Since going back to work full time and being able to see friends again the story above seems to happen way to often. A lot of my days off are spent in bed having long naps but I also make sure that I socialise when I feel up to it. But where do you find the time and energy for things in-between? Housework, food shopping, exercising, stretching, self-care, cooking!? It’s too much sometimes and I feel lost.
Things before which seemed so easy to complete on a Saturday morning before the weekend properly began now feel like mammoth tasks. By the time I have cleaned the bathroom and hoovered the lounge my back will be in agony and I’ll need to rest.
I love socialising and it’s taken me a very long time to overcome the social anxiety of actually going out to public places. Why are so many places so inaccessible? I’ve never realised how many sets of huge and dark stairways lead you to a toilet in most bars and pubs. Luckily my friends are so supportive – they won’t let me go to the toilet on my own if it’s up or down some stairs.
The thing that always feels so frustrating is the amount of energy I use at work. You have to work full time to have the money to live. But if you have MS, some weeks you work full time and lose the energy to live! It scares me that I am so young, sometimes I feel so debilitated by my MS already and that it could get worse.
I’m trying to remain positive and do what I can. Don’t get me wrong there will be some days where I can’t stop crying because I’m so frustrated. If I feel ok – I’ll do a little bit of housework here and there. I’ll plan social events in advance so I can save some energy and I’ll listen to my body while I’m working. I try hard to keep on top of vitamins, yoga stretches and diet because I know it really does help. But I also know not every day is going to be a good day and that’s okay.
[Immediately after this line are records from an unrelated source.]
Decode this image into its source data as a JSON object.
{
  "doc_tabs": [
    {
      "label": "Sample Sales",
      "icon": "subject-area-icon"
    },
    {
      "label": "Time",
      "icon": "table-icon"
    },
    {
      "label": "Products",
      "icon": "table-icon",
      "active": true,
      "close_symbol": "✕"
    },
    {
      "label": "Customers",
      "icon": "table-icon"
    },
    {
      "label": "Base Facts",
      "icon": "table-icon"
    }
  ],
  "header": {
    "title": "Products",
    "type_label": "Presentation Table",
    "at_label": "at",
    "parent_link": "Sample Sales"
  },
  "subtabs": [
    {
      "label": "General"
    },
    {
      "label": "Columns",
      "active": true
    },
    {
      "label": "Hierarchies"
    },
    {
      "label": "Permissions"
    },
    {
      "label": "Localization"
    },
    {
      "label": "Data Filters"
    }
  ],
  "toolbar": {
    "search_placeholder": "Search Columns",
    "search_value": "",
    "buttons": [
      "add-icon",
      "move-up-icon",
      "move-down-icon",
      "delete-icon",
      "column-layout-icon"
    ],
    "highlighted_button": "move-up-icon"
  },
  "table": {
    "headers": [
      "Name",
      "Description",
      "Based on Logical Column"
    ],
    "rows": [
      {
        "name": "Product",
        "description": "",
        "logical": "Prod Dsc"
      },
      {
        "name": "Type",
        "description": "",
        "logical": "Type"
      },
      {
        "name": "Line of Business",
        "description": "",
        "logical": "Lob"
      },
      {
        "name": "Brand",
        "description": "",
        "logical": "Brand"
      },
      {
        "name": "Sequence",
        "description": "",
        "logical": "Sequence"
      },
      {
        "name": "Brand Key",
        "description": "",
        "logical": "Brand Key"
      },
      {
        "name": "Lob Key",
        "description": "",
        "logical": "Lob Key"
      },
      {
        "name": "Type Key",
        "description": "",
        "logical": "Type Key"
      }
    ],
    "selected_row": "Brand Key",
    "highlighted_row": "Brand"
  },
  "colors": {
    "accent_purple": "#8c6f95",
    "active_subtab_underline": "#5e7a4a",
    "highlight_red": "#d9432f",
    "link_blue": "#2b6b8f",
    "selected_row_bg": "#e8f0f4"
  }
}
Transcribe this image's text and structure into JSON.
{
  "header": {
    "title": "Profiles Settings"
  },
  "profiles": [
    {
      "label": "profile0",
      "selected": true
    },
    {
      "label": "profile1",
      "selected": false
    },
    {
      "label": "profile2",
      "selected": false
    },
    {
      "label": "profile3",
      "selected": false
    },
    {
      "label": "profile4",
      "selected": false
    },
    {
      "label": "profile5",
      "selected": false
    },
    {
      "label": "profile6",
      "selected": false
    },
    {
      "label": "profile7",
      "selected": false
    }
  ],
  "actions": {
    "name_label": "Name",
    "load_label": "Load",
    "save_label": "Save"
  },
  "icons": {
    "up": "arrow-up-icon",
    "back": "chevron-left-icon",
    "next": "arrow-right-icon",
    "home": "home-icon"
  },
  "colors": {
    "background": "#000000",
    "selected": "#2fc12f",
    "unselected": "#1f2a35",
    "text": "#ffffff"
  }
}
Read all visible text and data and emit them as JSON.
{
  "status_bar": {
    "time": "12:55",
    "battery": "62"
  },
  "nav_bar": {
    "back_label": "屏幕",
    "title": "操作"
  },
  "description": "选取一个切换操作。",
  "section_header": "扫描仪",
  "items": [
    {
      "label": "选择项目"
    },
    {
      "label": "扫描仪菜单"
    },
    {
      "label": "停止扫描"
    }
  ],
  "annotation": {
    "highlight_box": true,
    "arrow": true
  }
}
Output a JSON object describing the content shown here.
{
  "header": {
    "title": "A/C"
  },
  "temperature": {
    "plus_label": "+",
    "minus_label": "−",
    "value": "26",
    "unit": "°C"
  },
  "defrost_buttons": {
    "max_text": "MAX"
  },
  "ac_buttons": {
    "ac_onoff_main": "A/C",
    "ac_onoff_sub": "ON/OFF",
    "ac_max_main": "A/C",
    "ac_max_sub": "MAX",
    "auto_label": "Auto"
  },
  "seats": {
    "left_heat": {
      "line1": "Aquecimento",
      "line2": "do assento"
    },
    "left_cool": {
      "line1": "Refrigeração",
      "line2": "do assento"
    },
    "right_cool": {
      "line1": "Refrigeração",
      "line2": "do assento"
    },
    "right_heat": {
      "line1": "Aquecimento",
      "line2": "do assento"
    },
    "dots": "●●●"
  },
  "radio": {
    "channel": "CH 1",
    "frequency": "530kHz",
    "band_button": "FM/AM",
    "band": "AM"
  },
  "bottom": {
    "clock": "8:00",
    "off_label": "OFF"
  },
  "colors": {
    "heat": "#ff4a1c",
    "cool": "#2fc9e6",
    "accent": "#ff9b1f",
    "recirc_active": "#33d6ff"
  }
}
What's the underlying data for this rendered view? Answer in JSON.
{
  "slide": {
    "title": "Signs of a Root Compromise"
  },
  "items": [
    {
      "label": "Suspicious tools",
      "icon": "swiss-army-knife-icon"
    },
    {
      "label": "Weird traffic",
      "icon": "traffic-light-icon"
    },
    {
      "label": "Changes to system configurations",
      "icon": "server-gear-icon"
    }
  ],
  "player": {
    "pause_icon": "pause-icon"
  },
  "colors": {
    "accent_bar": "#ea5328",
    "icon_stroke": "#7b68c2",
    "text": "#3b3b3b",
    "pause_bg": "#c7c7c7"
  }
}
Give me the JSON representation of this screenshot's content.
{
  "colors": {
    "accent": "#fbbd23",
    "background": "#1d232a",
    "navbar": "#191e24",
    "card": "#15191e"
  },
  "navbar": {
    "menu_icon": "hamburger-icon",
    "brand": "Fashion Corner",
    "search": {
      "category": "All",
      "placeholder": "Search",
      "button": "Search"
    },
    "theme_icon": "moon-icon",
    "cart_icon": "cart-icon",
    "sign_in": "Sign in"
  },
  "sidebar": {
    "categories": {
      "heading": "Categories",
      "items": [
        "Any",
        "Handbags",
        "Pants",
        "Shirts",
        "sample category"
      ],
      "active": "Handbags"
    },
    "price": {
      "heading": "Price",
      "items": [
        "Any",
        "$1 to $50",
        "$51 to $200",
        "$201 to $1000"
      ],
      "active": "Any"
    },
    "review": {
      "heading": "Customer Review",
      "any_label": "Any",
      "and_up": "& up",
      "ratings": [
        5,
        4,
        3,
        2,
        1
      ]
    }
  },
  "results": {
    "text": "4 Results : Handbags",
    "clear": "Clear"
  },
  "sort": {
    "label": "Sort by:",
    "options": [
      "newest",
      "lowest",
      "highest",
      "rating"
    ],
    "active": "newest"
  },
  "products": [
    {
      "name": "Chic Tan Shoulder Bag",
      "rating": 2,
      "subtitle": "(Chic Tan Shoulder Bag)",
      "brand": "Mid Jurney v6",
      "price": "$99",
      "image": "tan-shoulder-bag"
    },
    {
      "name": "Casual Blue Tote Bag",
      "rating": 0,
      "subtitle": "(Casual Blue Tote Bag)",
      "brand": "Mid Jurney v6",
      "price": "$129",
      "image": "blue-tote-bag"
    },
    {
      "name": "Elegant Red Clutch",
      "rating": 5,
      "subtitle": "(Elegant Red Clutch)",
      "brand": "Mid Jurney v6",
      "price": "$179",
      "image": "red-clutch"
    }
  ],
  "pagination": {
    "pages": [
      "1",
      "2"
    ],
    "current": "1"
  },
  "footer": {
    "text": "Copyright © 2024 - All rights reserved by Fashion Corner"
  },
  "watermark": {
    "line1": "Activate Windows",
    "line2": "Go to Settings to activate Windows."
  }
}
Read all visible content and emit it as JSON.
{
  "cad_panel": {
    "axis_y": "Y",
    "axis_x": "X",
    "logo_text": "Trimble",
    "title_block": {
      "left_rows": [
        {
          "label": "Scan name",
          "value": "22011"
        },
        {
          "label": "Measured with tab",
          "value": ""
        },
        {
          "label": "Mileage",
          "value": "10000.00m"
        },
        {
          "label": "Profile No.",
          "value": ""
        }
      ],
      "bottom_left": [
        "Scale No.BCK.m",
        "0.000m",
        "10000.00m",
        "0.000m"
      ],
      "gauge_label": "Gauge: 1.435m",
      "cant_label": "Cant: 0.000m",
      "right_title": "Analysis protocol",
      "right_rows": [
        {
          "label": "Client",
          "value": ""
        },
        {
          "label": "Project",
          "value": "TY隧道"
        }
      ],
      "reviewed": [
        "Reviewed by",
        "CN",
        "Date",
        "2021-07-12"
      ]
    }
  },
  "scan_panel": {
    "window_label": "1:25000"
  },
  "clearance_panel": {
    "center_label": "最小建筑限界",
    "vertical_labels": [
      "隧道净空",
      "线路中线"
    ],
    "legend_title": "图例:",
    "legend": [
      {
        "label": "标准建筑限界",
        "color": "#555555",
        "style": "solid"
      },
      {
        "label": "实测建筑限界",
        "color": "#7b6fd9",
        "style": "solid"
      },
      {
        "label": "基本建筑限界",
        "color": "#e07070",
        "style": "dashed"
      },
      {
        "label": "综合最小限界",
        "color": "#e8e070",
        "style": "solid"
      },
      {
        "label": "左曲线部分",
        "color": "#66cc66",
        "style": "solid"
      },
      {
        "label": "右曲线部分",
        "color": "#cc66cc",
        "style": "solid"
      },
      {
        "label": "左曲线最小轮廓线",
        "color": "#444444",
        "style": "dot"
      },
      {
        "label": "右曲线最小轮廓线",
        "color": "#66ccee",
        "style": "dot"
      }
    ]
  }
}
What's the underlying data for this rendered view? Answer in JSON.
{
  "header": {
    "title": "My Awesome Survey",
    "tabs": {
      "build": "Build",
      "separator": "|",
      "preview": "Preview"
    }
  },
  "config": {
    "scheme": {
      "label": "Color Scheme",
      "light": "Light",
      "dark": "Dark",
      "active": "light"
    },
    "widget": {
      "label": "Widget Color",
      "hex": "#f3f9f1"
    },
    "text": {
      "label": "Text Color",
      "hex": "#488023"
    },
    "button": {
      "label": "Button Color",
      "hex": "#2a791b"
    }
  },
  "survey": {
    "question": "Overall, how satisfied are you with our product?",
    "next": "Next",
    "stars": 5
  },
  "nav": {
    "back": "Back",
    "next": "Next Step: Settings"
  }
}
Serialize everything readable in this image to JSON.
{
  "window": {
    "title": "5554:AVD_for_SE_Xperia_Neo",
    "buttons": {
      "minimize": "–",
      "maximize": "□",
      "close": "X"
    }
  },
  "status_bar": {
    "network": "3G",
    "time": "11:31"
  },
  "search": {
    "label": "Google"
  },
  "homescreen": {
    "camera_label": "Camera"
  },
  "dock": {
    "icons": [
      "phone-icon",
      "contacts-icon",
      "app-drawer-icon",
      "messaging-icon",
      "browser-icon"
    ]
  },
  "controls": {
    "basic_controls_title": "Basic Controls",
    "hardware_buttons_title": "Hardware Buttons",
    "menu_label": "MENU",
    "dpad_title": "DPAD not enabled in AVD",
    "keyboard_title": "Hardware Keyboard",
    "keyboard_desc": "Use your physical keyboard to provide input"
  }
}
All I can do is take each day as it comes and hope for the best!
My name is Sarah and I live in the UK. I have been living with MS for just over a year now. My MS journey started with optic neuritis about 5 years ago and developed into many hospital trips due to strange aches and pains! Steroids, infusions, and injections – I’ve had it all! I'm a student advisor and I love my job. I also love fashion, crocheting and cooking lots of yummy vegan food - I have been vegan for 4 years now, it’s nothing to do with my MS, I just love the environment. Since my diagnosis I have tried to turn it into something positive by raising awareness about MS in the news and on the radio. I also want to support people newly diagnosed with MS and give them hope you can live a great life with MS, you just need to find your own way!
Instagram: @sarahemilyscarce @veganbiigan